# TRY IT
Look through the material below for "JSON". Copy every line that contains it.

*** MATERIAL SHOWN ***

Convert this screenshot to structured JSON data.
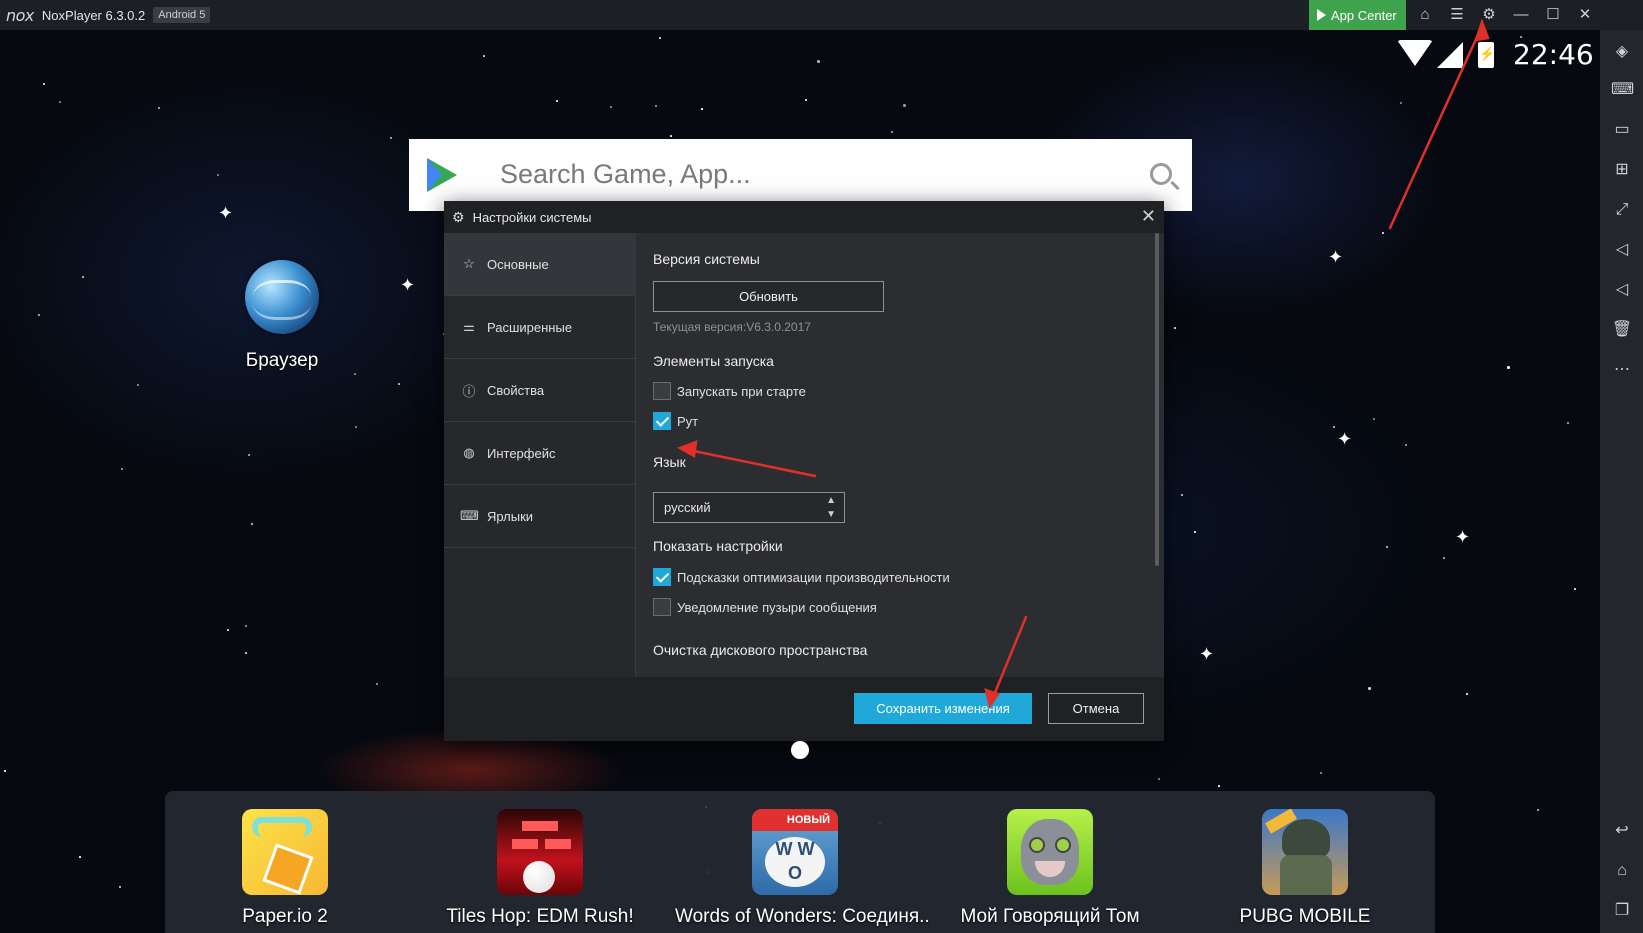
{
  "titlebar": {
    "logo": "nox",
    "title": "NoxPlayer 6.3.0.2",
    "android_badge": "Android 5",
    "app_center": "App Center"
  },
  "status_bar": {
    "time": "22:46"
  },
  "desktop": {
    "browser_label": "Браузер",
    "search_placeholder": "Search Game, App..."
  },
  "dialog": {
    "title": "Настройки системы",
    "sidebar": [
      {
        "label": "Основные",
        "icon": "star-icon"
      },
      {
        "label": "Расширенные",
        "icon": "sliders-icon"
      },
      {
        "label": "Свойства",
        "icon": "info-icon"
      },
      {
        "label": "Интерфейс",
        "icon": "palette-icon"
      },
      {
        "label": "Ярлыки",
        "icon": "keyboard-icon"
      }
    ],
    "system_version": {
      "title": "Версия системы",
      "update_button": "Обновить",
      "current_version": "Текущая версия:V6.3.0.2017"
    },
    "startup": {
      "title": "Элементы запуска",
      "autostart_label": "Запускать при старте",
      "autostart_checked": false,
      "root_label": "Рут",
      "root_checked": true
    },
    "language": {
      "title": "Язык",
      "selected": "русский"
    },
    "show_settings": {
      "title": "Показать настройки",
      "perf_tips_label": "Подсказки оптимизации производительности",
      "perf_tips_checked": true,
      "bubble_label": "Уведомление пузыри сообщения",
      "bubble_checked": false
    },
    "disk_cleanup": {
      "title": "Очистка дискового пространства"
    },
    "save_button": "Сохранить изменения",
    "cancel_button": "Отмена"
  },
  "dock": [
    {
      "label": "Paper.io 2",
      "icon": "paperio-icon"
    },
    {
      "label": "Tiles Hop: EDM Rush!",
      "icon": "tiles-hop-icon"
    },
    {
      "label": "Words of Wonders: Соединя..",
      "icon": "words-of-wonders-icon",
      "badge": "НОВЫЙ"
    },
    {
      "label": "Мой Говорящий Том",
      "icon": "talking-tom-icon"
    },
    {
      "label": "PUBG MOBILE",
      "icon": "pubg-icon"
    }
  ],
  "colors": {
    "accent": "#1fa8d8",
    "app_center": "#3fa34d",
    "annotation": "#e0302a"
  }
}
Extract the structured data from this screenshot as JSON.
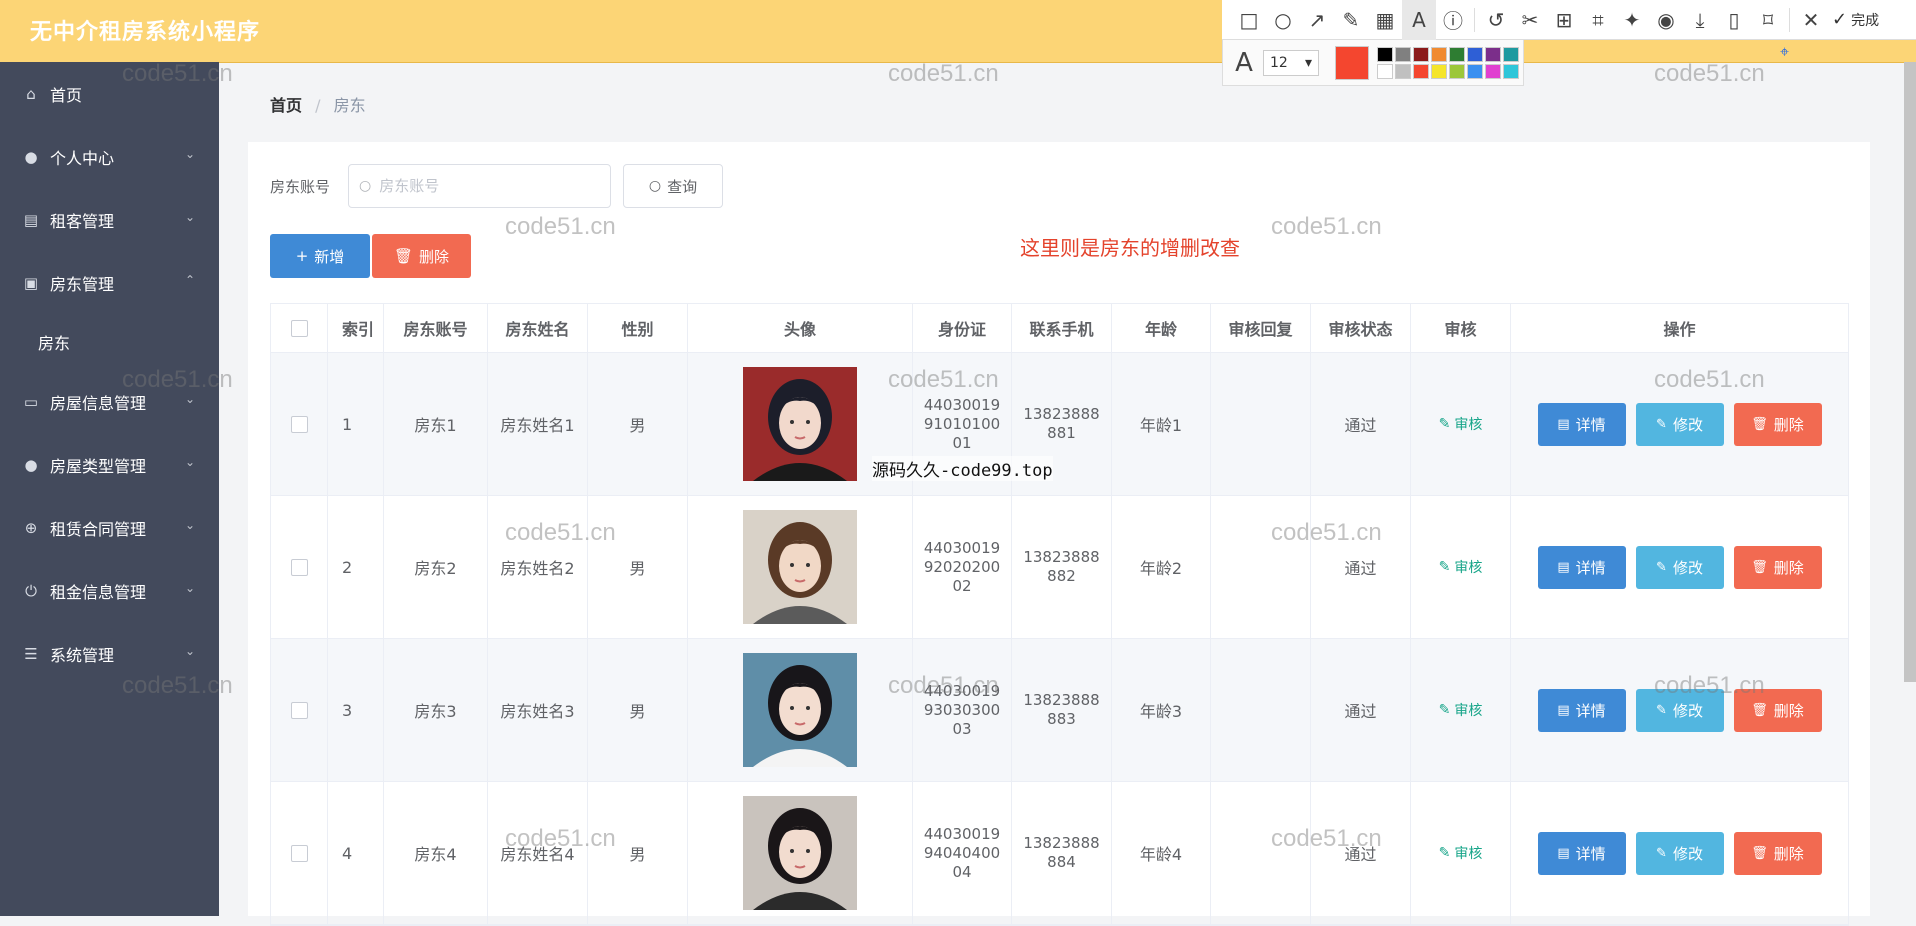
{
  "app": {
    "title": "无中介租房系统小程序"
  },
  "shot_tool": {
    "tools": [
      "rect-icon",
      "ellipse-icon",
      "arrow-icon",
      "pen-icon",
      "mosaic-icon",
      "text-icon",
      "number-icon",
      "undo-icon",
      "cut-icon",
      "translate-icon",
      "ocr-icon",
      "pin-icon",
      "record-icon",
      "download-icon",
      "phone-icon",
      "bookmark-icon",
      "close-icon"
    ],
    "done_label": "完成",
    "font_size": "12",
    "current_color": "#f4462f",
    "palette": [
      "#000000",
      "#808080",
      "#8b1a1a",
      "#f08a30",
      "#2e7d32",
      "#2e5fd6",
      "#7b2e8a",
      "#1e9aa0",
      "#ffffff",
      "#c0c0c0",
      "#f4462f",
      "#f5e52a",
      "#9cc73a",
      "#3b90f0",
      "#e040d0",
      "#2ec6d9"
    ]
  },
  "sidebar": {
    "items": [
      {
        "label": "首页",
        "icon": "home-icon",
        "expandable": false
      },
      {
        "label": "个人中心",
        "icon": "user-icon",
        "expandable": true
      },
      {
        "label": "租客管理",
        "icon": "book-icon",
        "expandable": true
      },
      {
        "label": "房东管理",
        "icon": "clipboard-icon",
        "expandable": true,
        "expanded": true
      },
      {
        "label": "房屋信息管理",
        "icon": "monitor-icon",
        "expandable": true
      },
      {
        "label": "房屋类型管理",
        "icon": "user-icon",
        "expandable": true
      },
      {
        "label": "租赁合同管理",
        "icon": "compass-icon",
        "expandable": true
      },
      {
        "label": "租金信息管理",
        "icon": "power-icon",
        "expandable": true
      },
      {
        "label": "系统管理",
        "icon": "menu-icon",
        "expandable": true
      }
    ],
    "sub_item": "房东"
  },
  "breadcrumb": {
    "home": "首页",
    "sep": "/",
    "current": "房东"
  },
  "filter": {
    "label": "房东账号",
    "placeholder": "房东账号",
    "query_label": "查询"
  },
  "actions": {
    "add_label": "新增",
    "delete_label": "删除"
  },
  "annotation": "这里则是房东的增删改查",
  "table": {
    "headers": [
      "索引",
      "房东账号",
      "房东姓名",
      "性别",
      "头像",
      "身份证",
      "联系手机",
      "年龄",
      "审核回复",
      "审核状态",
      "审核",
      "操作"
    ],
    "audit_label": "审核",
    "op_labels": {
      "detail": "详情",
      "edit": "修改",
      "delete": "删除"
    },
    "rows": [
      {
        "index": "1",
        "account": "房东1",
        "name": "房东姓名1",
        "gender": "男",
        "id_card": [
          "44030019",
          "91010100",
          "01"
        ],
        "phone": [
          "13823888",
          "881"
        ],
        "age": "年龄1",
        "reply": "",
        "status": "通过"
      },
      {
        "index": "2",
        "account": "房东2",
        "name": "房东姓名2",
        "gender": "男",
        "id_card": [
          "44030019",
          "92020200",
          "02"
        ],
        "phone": [
          "13823888",
          "882"
        ],
        "age": "年龄2",
        "reply": "",
        "status": "通过"
      },
      {
        "index": "3",
        "account": "房东3",
        "name": "房东姓名3",
        "gender": "男",
        "id_card": [
          "44030019",
          "93030300",
          "03"
        ],
        "phone": [
          "13823888",
          "883"
        ],
        "age": "年龄3",
        "reply": "",
        "status": "通过"
      },
      {
        "index": "4",
        "account": "房东4",
        "name": "房东姓名4",
        "gender": "男",
        "id_card": [
          "44030019",
          "94040400",
          "04"
        ],
        "phone": [
          "13823888",
          "884"
        ],
        "age": "年龄4",
        "reply": "",
        "status": "通过"
      }
    ]
  },
  "overlay_text": "源码久久-code99.top",
  "watermark": "code51.cn"
}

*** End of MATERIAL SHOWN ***

# RESULT OF THIS TASK
Convert this screenshot to structured JSON data.
Extract the structured data from this screenshot as JSON.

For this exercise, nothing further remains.